Generally, capitalize all principal words as well as the first word and last word in the title. If citing a title for an entire source, such as a book or periodical title, place in italics. If citing an article, essay, poem or short story within a larger work, place in quotes. If a novel or published independently, then place in italics.
After the title and contributor information comes the publication information. In MLA7, you must also list the publication medium (Print, Web) after the publication information. MLA 7 abbreviates all months except for May, June and July. Below are different publication information templates.
Last, First M. Title. City: Publisher, Year Published. Medium.
Last, First M. “Article.” Title Series Volume.Issue (Year Published): Page(s). Medium.
Last, First M. “Article.” Title Date Month Year Published: Page(s). Medium.
Last, First M. “Article.” Title [City] Date Month Year Published, Edition, Section: Page(s). Medium.
If you cannot find all publication information, use placeholders “N.p., n.p., n.d.” which represents no place, no publisher, and no date. If there are no page numbers use “N.pag.” Capitalize the abbreviations appropriately based on where they are placed.
*Note: We format according to MLA7, we believe adding such placeholders is unnecessary, as it provides no information, and the lack of information can be assumed by its absence in the citation.

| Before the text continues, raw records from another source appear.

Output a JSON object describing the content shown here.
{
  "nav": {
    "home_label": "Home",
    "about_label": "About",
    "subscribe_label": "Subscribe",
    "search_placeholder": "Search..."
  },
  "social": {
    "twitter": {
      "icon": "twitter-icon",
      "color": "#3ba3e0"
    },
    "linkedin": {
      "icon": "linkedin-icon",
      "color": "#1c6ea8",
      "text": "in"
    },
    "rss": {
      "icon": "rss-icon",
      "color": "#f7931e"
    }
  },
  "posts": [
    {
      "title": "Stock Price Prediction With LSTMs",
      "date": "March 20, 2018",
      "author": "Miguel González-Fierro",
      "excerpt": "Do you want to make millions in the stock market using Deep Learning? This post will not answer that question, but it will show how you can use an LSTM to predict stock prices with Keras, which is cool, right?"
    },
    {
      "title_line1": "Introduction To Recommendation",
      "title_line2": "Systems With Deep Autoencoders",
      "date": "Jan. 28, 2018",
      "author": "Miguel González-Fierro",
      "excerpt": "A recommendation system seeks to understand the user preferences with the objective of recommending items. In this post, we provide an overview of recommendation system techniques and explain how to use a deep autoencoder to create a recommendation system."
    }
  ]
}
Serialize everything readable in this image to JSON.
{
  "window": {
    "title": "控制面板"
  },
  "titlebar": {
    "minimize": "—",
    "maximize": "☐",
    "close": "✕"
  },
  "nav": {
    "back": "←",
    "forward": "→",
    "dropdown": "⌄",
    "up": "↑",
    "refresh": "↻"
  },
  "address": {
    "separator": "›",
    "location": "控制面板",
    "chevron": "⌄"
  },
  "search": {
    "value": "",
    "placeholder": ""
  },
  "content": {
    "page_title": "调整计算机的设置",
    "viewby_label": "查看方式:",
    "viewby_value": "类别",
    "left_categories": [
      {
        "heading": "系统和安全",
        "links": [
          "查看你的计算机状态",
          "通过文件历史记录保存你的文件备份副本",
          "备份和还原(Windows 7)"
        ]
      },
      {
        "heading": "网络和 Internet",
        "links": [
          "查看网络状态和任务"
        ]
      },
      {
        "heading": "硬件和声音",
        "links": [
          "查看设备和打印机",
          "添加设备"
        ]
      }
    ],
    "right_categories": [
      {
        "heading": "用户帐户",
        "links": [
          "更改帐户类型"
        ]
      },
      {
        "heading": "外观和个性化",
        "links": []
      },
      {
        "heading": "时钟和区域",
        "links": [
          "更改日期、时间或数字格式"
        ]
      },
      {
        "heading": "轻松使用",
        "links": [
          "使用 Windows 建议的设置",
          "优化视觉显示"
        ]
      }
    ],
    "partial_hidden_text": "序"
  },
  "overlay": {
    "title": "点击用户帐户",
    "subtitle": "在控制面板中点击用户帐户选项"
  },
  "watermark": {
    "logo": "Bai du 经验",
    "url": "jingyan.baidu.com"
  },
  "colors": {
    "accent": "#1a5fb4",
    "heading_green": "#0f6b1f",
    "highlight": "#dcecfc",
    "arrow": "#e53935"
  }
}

For less conventional source types, you can add descriptions about the source after the title. For example, you can add “Cartoon.” or “Map.” after the title of a cartoon or map to clarify to the reader what type of source you are citing.
When citing non-periodical sources, advanced information such as the edition and section come before the publication information. Series information comes after the medium description.
See the fictional example below:
Smith, John. Power. Ed. Tom Riley. 5th ed. Vol 12. New York: Random, 2002. Print. Ser. 50.